ROLLS-ROYCE SAYS ONE PART CAUSED QANTAS A380 BLOW-OUT
The engine broke apart on a Qantas A380 aircraft on 4 November
Rolls-Royce has said that a mid-air engine explosion during an A380 super-jumbo jet flight to Australia resulted from a single faulty component.
Rolls said it was correcting the fault, which is specific to its Trent 900 engine model and is not an issue on other engines.
The statement helped allay investors' concerns, with Rolls-Royce shares up by more than 3% in morning trade.
But Rolls added that the problems were set to hit profit growth this year.
Australian airline Qantas grounded its fleet of six A380s after an engine broke apart on a flight to Australia on 4 November.
The plane was forced to make an emergency landing in Singapore, and the incident forced all A380 operators to check their planes.
Rolls-Royce said its investigations had led “to two key conclusions”.
First, that only the Trent 900 was affected; second, that the engine failure “was confined to a specific component” which led to an oil fire and loss of turbine pressure.
This event… will have an impact on the group's financial performance this year'
Sir John Rose
Rolls-Royce chief executive
Rolls-Royce said that corrective measures would “enable our customers progressively to bring the whole fleet back into service”.
Profits to slow
The company's shares fell sharply immediately after the Qantas engine incident, in part because of concerns about a lack of information from Rolls-Royce about the cause.

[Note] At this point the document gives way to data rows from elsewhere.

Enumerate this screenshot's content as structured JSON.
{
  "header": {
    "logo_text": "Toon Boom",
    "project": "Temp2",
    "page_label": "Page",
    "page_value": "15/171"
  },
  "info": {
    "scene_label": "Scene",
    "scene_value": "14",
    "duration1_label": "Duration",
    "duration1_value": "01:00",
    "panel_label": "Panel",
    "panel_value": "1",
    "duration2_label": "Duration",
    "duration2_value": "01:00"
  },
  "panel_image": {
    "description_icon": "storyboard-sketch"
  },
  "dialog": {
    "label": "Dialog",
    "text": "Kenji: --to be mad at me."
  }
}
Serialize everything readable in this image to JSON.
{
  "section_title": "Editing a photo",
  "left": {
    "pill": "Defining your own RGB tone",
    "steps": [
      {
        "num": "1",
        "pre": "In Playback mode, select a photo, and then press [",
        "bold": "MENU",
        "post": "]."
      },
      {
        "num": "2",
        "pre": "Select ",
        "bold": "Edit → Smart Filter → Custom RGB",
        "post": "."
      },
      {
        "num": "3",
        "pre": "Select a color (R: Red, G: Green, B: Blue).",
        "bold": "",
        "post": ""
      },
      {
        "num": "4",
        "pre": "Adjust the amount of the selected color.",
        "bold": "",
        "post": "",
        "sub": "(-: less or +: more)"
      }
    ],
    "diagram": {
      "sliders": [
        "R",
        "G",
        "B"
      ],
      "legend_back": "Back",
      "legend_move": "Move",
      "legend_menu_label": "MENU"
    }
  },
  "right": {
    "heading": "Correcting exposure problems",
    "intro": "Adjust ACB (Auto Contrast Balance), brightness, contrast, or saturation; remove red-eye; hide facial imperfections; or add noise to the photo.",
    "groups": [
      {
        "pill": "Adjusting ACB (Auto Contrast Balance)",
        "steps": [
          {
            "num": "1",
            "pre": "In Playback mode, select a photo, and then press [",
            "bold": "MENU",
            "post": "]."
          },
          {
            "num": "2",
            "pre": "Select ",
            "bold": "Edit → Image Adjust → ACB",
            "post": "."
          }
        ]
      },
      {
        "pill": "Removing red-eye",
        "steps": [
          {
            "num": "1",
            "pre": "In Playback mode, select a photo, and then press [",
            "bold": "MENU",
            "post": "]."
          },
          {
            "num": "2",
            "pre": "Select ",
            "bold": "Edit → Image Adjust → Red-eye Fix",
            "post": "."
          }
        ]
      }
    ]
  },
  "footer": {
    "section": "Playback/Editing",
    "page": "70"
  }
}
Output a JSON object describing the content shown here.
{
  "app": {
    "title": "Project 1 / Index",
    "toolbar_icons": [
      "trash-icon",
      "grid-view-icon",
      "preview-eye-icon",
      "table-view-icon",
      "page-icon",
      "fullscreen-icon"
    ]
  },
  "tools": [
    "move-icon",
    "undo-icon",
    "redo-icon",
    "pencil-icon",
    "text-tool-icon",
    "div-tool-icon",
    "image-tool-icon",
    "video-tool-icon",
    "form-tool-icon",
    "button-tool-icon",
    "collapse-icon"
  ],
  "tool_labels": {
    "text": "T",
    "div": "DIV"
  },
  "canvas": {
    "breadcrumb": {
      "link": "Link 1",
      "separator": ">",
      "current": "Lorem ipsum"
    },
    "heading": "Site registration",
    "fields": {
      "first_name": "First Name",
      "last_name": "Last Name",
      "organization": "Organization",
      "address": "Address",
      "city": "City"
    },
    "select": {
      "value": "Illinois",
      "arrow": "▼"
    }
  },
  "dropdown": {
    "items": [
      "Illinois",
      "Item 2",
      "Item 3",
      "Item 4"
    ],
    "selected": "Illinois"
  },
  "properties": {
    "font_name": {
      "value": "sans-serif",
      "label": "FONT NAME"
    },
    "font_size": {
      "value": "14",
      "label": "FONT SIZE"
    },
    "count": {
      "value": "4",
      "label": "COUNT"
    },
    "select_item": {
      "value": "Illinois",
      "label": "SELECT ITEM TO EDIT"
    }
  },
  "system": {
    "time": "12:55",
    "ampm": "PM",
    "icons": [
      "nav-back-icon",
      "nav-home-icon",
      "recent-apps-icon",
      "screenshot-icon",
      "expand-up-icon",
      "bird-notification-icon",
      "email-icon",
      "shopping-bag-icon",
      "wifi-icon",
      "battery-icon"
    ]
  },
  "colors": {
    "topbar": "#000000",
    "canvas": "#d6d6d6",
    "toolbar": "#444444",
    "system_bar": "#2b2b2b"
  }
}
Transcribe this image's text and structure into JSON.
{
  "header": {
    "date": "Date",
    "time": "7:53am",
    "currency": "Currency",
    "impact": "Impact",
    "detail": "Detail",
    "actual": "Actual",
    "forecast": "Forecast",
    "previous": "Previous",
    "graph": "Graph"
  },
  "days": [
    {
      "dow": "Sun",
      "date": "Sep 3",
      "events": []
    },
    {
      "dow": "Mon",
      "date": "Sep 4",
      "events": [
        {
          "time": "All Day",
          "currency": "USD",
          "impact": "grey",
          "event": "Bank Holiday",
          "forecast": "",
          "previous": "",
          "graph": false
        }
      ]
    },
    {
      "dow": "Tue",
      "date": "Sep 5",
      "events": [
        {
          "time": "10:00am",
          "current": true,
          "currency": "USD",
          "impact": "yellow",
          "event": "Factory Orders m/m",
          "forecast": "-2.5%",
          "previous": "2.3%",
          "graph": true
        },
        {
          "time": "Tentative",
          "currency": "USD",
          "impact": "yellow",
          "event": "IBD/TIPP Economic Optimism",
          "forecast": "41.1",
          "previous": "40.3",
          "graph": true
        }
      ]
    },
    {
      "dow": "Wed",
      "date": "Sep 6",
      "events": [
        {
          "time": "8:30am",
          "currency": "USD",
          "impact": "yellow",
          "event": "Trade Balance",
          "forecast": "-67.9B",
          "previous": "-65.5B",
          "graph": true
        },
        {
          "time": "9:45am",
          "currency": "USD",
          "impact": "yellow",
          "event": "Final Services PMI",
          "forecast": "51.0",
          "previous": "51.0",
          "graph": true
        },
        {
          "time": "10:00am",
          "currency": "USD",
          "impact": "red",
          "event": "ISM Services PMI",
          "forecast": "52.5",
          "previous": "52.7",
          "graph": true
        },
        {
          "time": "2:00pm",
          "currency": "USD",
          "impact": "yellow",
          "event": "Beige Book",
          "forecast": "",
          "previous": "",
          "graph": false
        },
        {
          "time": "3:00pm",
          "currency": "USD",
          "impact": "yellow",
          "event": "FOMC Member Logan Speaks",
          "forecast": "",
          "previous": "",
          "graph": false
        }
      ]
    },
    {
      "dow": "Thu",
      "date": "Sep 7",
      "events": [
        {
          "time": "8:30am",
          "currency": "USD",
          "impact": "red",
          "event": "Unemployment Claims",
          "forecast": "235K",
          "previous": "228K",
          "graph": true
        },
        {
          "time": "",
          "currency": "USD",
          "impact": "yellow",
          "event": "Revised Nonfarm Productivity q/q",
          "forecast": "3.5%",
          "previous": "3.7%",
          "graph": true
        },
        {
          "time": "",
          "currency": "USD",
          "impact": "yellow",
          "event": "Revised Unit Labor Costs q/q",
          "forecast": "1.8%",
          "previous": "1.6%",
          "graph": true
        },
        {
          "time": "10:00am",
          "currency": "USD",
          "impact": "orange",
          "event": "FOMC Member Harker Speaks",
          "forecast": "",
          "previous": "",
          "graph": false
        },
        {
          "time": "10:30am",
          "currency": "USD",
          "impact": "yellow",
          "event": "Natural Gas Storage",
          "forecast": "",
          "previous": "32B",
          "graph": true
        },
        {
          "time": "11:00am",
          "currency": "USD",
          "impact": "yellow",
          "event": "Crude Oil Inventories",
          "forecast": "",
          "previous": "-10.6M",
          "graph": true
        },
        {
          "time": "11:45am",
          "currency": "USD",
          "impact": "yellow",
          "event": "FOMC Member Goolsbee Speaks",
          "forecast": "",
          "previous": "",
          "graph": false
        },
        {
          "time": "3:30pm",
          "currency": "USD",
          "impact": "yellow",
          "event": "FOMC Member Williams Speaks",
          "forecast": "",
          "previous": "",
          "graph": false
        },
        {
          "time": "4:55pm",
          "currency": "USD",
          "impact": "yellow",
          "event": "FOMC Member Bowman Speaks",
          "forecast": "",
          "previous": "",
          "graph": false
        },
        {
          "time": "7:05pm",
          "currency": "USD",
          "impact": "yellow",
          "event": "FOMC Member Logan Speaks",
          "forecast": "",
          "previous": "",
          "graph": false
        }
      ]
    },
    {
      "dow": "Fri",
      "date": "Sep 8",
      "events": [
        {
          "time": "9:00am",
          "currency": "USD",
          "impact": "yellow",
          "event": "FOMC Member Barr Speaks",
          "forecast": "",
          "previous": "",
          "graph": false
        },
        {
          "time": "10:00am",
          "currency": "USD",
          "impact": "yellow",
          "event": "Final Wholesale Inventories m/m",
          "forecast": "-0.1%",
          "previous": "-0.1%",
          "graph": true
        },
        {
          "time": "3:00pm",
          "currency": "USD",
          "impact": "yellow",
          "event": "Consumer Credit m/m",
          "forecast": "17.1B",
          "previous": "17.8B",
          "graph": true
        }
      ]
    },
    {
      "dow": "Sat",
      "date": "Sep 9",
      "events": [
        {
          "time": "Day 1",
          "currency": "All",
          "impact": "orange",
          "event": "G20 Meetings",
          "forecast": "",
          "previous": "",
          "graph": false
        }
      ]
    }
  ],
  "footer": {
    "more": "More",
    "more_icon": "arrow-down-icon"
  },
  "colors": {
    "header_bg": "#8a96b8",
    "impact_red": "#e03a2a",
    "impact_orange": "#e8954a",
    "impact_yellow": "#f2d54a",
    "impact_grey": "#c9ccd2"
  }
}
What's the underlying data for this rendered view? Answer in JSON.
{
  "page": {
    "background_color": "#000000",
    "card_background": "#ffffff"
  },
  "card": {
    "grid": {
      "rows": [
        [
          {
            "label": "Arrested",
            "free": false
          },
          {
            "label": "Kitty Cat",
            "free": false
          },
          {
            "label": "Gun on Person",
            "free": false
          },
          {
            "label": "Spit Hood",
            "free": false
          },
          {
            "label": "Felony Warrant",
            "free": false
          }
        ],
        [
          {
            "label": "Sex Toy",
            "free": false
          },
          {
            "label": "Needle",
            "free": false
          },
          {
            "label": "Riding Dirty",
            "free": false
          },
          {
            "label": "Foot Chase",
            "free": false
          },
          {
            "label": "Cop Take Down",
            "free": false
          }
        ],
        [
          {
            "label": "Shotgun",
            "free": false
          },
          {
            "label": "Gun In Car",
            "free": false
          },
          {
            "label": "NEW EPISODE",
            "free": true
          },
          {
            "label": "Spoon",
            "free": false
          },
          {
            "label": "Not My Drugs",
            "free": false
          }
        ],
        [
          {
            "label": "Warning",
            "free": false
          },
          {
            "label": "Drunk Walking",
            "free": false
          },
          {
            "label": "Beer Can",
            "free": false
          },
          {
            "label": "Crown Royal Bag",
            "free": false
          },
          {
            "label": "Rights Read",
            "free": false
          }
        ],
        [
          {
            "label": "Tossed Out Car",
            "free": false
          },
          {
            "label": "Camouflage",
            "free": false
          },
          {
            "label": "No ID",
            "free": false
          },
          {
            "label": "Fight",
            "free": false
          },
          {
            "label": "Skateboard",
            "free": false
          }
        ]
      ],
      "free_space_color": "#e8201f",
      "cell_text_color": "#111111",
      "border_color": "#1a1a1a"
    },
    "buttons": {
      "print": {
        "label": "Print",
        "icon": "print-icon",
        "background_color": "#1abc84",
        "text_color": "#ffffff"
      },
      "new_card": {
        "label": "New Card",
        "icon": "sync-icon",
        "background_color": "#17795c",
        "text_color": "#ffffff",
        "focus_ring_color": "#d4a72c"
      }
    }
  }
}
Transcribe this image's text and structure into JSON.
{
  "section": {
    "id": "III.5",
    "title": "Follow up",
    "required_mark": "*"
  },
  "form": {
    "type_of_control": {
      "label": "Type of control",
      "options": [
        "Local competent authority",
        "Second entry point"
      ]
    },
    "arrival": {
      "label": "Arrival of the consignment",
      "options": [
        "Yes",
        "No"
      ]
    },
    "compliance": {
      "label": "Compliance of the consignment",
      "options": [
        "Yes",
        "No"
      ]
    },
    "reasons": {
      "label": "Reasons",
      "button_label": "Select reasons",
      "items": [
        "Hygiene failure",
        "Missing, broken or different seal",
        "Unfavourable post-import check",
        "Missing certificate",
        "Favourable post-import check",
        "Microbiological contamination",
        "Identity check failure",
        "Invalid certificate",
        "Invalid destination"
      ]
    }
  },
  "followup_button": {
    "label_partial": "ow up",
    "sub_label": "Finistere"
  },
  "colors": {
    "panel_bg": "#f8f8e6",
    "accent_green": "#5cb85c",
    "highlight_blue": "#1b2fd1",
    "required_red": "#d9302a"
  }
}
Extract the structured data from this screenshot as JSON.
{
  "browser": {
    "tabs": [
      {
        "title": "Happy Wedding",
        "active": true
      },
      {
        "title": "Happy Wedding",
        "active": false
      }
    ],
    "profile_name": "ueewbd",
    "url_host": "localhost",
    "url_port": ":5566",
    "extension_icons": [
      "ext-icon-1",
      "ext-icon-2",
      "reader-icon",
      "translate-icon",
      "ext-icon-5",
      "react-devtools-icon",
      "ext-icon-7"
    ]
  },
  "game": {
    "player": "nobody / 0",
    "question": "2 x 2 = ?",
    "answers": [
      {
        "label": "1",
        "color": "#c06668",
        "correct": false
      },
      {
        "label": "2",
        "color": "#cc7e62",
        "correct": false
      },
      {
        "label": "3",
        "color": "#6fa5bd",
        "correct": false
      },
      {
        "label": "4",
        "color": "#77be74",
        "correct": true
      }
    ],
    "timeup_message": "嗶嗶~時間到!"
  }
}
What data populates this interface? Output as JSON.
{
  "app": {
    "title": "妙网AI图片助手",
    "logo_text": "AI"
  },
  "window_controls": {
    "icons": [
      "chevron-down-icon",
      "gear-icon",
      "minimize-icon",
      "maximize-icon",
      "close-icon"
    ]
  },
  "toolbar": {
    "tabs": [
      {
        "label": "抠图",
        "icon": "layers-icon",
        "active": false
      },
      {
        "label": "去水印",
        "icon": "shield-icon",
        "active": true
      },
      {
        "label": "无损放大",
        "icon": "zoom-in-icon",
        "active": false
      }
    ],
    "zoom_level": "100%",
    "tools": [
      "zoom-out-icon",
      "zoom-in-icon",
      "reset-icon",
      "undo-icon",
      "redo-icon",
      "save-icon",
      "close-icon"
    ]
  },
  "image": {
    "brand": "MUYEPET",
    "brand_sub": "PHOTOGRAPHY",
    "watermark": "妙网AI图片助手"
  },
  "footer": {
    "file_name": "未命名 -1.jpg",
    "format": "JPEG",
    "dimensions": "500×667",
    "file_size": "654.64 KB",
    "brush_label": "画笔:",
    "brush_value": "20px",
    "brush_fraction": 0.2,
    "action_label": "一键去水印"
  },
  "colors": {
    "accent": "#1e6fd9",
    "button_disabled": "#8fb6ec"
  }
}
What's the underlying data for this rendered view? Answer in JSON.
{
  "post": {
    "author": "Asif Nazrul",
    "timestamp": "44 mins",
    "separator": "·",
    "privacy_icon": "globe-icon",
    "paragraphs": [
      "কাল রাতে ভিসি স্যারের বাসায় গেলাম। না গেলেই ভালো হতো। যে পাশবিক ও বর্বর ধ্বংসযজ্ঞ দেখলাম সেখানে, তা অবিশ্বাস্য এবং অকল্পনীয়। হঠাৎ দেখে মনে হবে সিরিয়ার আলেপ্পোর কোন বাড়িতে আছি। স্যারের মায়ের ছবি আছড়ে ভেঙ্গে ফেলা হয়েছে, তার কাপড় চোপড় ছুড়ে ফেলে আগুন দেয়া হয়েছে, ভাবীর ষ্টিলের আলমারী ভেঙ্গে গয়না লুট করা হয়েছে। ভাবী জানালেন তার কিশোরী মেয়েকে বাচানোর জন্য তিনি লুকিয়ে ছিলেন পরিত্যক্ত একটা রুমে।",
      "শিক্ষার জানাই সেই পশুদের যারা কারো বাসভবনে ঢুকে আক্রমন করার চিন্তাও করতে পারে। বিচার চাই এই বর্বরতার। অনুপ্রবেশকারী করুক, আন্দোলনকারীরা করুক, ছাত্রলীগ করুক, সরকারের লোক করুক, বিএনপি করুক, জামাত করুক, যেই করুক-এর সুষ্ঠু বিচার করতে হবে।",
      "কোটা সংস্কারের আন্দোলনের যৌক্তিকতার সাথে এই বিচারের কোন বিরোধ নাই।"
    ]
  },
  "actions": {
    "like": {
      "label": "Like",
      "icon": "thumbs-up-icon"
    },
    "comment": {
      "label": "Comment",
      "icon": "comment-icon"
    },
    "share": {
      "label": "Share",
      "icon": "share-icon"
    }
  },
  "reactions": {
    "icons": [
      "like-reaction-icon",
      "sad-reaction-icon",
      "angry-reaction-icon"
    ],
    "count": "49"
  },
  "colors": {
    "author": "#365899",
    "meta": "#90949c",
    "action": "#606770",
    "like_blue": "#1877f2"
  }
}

However, following the latest update from the company, its shares were up more than 3% in morning trading.
The increase came despite Rolls' chief executive, Sir John Rose, saying that the engine problems would “have an impact on the group's financial performance this year”.
In July, the company indicated that underlying profit growth for the year would be about 4%-5%.
But this will now by “slightly lower than previously guided,” Rolls-Royce said.
Meanwhile, European planemaker Airbus, which makes the A380, said that deliveries of the aircraft may be affected by the engine problems.
“I would not rule out some impact on the delivery schedule,” chief executive Tom Enders said. “I don't know how severe that would be.”
But he added that he did not expect the engine incident to damage the reputation of the world's largest passenger aircraft.
“It is not an incident that makes us or airlines happy but I am absolutely sure, given the positive reception received so far from airlines and passengers… that the reputation of the aircraft will remain untarnished and increase in years ahead,” Mr Enders said.
Qantas' A380s are still grounded, but the airline said in a statement said that it hoped “it will be days rather than weeks before we are able to return the aircraft to service”.
The carrier added: “It will take several days for Rolls-Royce to identify relevant engines as far as this modification is concerned and to source the necessary components.”